-------- RECORDS FOR THE TASK

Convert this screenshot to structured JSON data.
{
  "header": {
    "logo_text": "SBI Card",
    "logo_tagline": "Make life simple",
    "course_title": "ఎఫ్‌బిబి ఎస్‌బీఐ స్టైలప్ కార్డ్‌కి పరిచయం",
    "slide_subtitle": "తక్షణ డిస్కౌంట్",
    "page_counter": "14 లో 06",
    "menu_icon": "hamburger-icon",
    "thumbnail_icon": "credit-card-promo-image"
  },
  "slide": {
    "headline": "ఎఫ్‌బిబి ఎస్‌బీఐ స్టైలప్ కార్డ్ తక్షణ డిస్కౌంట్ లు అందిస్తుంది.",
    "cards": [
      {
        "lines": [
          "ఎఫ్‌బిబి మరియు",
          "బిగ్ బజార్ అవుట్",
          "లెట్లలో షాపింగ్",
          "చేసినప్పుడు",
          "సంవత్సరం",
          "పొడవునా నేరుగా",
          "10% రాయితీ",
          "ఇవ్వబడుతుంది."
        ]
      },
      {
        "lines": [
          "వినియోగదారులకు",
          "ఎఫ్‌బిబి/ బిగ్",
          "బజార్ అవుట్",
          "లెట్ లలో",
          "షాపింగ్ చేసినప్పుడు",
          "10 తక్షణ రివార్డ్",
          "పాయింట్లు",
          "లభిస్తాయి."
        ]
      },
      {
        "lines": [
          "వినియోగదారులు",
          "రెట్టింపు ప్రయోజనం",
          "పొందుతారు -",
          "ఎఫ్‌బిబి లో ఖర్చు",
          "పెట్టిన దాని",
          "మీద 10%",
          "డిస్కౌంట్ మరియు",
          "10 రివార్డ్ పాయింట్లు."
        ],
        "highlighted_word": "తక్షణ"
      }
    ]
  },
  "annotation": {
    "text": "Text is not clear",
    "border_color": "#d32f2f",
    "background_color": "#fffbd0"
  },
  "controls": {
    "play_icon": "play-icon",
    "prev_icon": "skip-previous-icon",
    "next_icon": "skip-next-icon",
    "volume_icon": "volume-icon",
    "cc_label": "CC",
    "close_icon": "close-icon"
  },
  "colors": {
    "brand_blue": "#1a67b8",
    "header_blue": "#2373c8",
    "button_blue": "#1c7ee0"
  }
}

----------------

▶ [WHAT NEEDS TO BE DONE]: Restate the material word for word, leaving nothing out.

▶ [TASK RESPONSE]:
Convert this screenshot to structured JSON data.
{
  "header": {
    "logo_text": "SBI Card",
    "logo_tagline": "Make life simple",
    "course_title": "ఎఫ్‌బిబి ఎస్‌బీఐ స్టైలప్ కార్డ్‌కి పరిచయం",
    "slide_subtitle": "తక్షణ డిస్కౌంట్",
    "page_counter": "14 లో 06",
    "menu_icon": "hamburger-icon",
    "thumbnail_icon": "credit-card-promo-image"
  },
  "slide": {
    "headline": "ఎఫ్‌బిబి ఎస్‌బీఐ స్టైలప్ కార్డ్ తక్షణ డిస్కౌంట్ లు అందిస్తుంది.",
    "cards": [
      {
        "lines": [
          "ఎఫ్‌బిబి మరియు",
          "బిగ్ బజార్ అవుట్",
          "లెట్లలో షాపింగ్",
          "చేసినప్పుడు",
          "సంవత్సరం",
          "పొడవునా నేరుగా",
          "10% రాయితీ",
          "ఇవ్వబడుతుంది."
        ]
      },
      {
        "lines": [
          "వినియోగదారులకు",
          "ఎఫ్‌బిబి/ బిగ్",
          "బజార్ అవుట్",
          "లెట్ లలో",
          "షాపింగ్ చేసినప్పుడు",
          "10 తక్షణ రివార్డ్",
          "పాయింట్లు",
          "లభిస్తాయి."
        ]
      },
      {
        "lines": [
          "వినియోగదారులు",
          "రెట్టింపు ప్రయోజనం",
          "పొందుతారు -",
          "ఎఫ్‌బిబి లో ఖర్చు",
          "పెట్టిన దాని",
          "మీద 10%",
          "డిస్కౌంట్ మరియు",
          "10 రివార్డ్ పాయింట్లు."
        ],
        "highlighted_word": "తక్షణ"
      }
    ]
  },
  "annotation": {
    "text": "Text is not clear",
    "border_color": "#d32f2f",
    "background_color": "#fffbd0"
  },
  "controls": {
    "play_icon": "play-icon",
    "prev_icon": "skip-previous-icon",
    "next_icon": "skip-next-icon",
    "volume_icon": "volume-icon",
    "cc_label": "CC",
    "close_icon": "close-icon"
  },
  "colors": {
    "brand_blue": "#1a67b8",
    "header_blue": "#2373c8",
    "button_blue": "#1c7ee0"
  }
}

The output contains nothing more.